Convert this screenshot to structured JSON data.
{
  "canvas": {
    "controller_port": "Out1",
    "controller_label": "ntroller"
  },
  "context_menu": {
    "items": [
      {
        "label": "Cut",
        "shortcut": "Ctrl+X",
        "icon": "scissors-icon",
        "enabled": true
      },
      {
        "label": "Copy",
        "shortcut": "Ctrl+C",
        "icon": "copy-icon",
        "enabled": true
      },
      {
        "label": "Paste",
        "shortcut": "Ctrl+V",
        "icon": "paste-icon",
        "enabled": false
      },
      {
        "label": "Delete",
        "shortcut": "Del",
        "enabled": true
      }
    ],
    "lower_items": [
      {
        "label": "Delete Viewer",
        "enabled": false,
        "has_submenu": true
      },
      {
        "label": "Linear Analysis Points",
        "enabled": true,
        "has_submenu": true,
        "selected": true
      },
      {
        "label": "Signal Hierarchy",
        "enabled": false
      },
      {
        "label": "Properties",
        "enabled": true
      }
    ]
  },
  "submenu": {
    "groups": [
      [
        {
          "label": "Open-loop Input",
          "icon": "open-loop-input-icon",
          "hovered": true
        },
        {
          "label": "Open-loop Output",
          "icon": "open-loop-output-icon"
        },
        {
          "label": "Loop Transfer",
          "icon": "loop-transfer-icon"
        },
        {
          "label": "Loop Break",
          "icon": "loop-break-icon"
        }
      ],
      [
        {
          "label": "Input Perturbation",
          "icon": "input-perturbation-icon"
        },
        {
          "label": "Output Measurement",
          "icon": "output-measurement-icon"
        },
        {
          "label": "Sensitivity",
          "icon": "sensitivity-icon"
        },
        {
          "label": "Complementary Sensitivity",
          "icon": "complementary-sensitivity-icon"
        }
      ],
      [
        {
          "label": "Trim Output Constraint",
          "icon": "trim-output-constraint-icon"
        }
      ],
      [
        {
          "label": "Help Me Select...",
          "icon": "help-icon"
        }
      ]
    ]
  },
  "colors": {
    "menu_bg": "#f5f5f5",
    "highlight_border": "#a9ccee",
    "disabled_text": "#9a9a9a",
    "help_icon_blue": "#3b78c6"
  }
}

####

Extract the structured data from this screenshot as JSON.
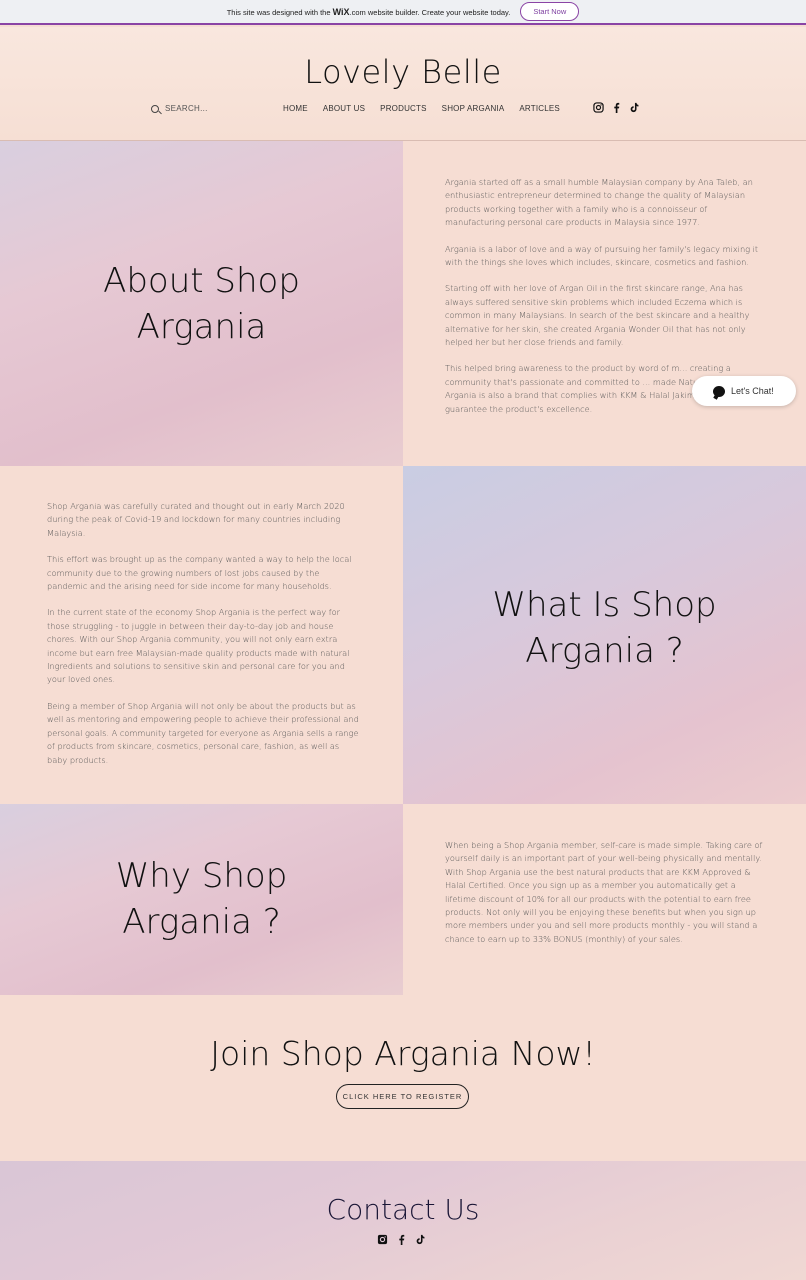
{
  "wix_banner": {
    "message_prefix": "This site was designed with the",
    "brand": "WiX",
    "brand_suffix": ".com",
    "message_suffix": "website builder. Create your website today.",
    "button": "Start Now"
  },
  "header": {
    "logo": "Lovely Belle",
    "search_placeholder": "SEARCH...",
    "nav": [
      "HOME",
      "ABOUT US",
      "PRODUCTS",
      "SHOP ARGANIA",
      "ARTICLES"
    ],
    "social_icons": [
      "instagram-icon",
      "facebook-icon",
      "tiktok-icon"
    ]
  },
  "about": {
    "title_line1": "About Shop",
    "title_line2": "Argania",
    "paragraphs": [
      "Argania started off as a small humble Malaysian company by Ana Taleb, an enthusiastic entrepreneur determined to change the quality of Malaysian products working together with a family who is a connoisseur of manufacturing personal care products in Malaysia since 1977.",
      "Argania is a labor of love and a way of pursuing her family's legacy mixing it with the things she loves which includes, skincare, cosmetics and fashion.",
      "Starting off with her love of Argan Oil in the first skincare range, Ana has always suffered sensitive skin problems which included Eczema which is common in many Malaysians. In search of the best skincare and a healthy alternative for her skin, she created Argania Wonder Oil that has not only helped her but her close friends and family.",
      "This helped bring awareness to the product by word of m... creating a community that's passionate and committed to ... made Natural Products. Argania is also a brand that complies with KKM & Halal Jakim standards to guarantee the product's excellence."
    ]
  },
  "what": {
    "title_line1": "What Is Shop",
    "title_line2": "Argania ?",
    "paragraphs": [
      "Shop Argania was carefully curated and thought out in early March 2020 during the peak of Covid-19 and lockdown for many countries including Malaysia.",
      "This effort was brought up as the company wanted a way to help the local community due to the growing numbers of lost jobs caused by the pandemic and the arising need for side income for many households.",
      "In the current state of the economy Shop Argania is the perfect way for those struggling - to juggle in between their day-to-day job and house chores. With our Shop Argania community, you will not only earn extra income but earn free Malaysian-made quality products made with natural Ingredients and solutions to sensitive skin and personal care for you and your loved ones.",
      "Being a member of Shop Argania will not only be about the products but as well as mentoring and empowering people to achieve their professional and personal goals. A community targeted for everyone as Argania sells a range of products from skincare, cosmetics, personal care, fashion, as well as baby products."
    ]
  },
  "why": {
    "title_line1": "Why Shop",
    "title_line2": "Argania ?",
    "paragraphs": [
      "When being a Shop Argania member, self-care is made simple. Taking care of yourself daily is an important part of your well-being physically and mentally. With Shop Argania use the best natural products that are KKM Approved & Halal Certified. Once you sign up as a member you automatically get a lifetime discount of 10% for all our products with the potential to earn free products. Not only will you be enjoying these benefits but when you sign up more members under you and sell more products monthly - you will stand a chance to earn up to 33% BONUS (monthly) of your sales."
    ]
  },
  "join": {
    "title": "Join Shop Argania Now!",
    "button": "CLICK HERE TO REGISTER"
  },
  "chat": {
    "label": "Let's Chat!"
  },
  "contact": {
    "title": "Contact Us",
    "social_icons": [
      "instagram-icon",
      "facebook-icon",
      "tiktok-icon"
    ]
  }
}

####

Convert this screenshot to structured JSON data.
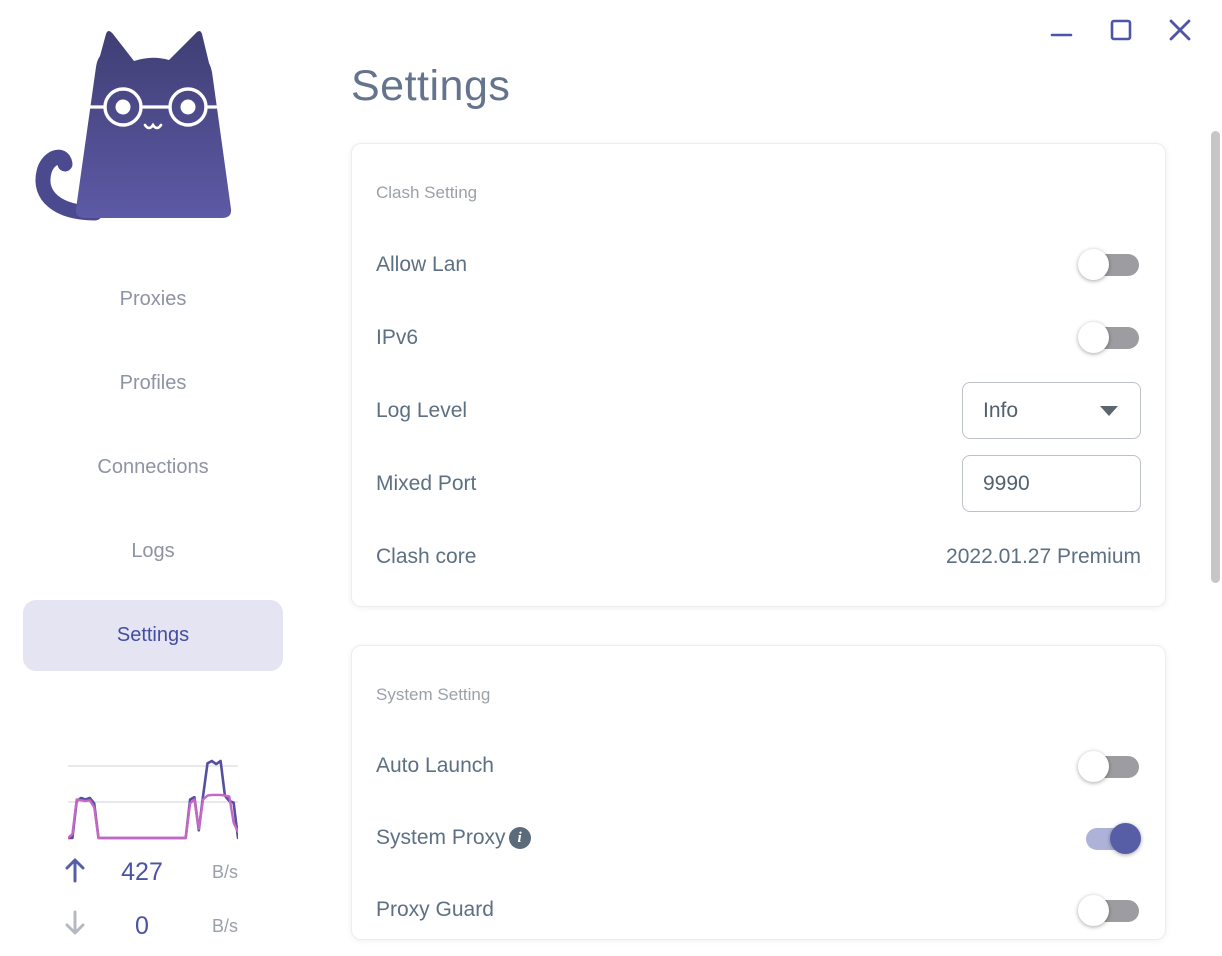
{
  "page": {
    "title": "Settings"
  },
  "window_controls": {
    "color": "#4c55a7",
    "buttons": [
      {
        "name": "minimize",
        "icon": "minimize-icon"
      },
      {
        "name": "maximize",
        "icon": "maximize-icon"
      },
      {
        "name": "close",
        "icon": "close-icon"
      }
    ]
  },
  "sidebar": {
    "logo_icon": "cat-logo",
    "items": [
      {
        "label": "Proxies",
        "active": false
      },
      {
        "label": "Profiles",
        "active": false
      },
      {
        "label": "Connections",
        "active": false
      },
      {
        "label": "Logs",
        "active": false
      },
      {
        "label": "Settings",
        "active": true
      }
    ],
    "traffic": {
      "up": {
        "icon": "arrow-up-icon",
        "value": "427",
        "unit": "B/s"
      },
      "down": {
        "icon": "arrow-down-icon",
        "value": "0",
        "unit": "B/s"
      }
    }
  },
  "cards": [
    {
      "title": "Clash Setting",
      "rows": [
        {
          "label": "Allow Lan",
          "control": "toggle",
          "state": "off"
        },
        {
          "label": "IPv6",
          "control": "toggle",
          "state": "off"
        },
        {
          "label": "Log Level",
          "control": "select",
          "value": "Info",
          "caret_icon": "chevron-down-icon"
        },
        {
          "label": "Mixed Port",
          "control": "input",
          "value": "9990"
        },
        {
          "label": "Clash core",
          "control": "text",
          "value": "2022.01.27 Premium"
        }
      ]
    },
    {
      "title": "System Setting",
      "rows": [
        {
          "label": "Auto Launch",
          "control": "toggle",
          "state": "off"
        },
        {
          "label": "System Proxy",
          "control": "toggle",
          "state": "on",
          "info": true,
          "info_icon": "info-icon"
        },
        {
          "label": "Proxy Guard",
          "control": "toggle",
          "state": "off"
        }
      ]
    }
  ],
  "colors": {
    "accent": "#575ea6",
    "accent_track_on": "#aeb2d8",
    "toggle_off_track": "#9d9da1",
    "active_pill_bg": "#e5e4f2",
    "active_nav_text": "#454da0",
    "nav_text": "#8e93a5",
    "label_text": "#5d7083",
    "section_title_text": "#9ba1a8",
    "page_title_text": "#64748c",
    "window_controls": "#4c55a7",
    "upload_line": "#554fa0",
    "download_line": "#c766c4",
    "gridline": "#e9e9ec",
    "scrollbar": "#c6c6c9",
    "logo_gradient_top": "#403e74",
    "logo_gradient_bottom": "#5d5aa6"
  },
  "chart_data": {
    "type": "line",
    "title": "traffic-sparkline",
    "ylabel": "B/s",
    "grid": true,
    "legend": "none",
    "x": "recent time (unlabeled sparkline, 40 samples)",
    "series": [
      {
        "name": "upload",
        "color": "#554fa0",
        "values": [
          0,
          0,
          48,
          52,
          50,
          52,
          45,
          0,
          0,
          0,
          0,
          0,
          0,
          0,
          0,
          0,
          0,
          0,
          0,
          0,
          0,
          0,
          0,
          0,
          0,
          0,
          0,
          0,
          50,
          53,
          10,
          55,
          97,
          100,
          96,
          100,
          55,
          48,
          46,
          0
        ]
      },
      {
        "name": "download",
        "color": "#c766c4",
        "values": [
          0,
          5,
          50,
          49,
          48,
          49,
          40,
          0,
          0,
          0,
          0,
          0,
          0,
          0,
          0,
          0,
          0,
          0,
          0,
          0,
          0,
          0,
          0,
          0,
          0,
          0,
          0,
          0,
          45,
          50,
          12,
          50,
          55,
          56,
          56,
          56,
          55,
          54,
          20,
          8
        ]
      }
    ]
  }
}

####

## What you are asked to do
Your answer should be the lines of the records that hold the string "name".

## Answer to this task
        "name": "minimize",
        "name": "maximize",
        "name": "close",
        "name": "upload",
        "name": "download",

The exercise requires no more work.